- [Assigned task] Give only the number of lines in the records below that contain the word "outputs".

- [Records shown]
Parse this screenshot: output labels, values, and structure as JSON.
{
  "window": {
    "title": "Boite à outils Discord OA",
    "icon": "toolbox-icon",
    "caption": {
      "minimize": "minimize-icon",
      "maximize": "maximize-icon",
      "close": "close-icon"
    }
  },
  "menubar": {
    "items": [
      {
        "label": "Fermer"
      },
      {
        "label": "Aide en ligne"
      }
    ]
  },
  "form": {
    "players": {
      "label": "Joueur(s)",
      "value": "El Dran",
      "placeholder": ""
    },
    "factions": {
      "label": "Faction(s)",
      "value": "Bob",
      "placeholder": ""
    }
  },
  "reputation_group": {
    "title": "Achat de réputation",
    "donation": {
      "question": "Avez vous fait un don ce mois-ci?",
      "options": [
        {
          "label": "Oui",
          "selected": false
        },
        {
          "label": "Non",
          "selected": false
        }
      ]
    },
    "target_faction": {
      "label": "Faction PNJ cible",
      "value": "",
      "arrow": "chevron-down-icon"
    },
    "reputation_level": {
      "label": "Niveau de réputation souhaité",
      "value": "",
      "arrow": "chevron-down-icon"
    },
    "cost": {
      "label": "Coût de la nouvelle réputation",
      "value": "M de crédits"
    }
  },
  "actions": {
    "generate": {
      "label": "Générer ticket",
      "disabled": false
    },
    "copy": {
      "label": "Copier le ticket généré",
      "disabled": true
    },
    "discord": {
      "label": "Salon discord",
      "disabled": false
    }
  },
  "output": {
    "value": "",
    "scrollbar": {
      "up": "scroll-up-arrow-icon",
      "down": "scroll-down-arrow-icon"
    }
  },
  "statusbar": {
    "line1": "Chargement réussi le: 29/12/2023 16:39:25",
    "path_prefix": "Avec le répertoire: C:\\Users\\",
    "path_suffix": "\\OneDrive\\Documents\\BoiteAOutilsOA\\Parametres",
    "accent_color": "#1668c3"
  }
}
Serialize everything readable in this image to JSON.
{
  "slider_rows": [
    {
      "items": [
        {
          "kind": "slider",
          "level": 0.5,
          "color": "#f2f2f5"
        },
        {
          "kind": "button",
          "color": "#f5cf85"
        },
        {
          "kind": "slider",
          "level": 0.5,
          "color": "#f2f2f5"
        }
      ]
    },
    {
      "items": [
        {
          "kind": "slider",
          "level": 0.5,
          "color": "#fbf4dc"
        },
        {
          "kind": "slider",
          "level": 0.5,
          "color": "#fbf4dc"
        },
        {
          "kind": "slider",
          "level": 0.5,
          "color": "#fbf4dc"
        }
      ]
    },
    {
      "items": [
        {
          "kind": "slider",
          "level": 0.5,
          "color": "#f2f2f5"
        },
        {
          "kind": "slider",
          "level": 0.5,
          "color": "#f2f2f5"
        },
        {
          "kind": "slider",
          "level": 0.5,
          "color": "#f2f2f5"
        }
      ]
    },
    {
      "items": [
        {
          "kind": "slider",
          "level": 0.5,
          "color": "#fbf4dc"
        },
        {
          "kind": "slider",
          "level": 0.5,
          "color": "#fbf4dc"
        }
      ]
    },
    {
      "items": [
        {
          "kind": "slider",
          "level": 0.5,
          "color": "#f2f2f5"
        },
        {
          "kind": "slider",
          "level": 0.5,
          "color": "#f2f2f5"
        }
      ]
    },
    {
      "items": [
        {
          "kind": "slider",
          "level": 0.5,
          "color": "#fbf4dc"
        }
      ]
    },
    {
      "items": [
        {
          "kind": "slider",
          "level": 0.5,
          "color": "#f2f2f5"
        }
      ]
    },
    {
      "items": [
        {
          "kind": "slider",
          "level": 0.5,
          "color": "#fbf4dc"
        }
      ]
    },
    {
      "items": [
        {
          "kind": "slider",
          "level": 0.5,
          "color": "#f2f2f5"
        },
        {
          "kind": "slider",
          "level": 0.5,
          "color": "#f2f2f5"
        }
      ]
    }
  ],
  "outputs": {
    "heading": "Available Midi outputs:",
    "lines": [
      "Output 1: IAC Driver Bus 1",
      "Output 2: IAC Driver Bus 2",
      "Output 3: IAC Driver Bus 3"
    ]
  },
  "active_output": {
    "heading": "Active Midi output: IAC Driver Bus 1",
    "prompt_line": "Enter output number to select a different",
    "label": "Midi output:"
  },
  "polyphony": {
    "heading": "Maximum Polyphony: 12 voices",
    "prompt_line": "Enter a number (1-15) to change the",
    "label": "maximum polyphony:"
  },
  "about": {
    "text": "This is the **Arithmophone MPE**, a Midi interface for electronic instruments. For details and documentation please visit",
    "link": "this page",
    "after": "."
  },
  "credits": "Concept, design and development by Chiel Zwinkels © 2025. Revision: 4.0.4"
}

- [Result of this task] 2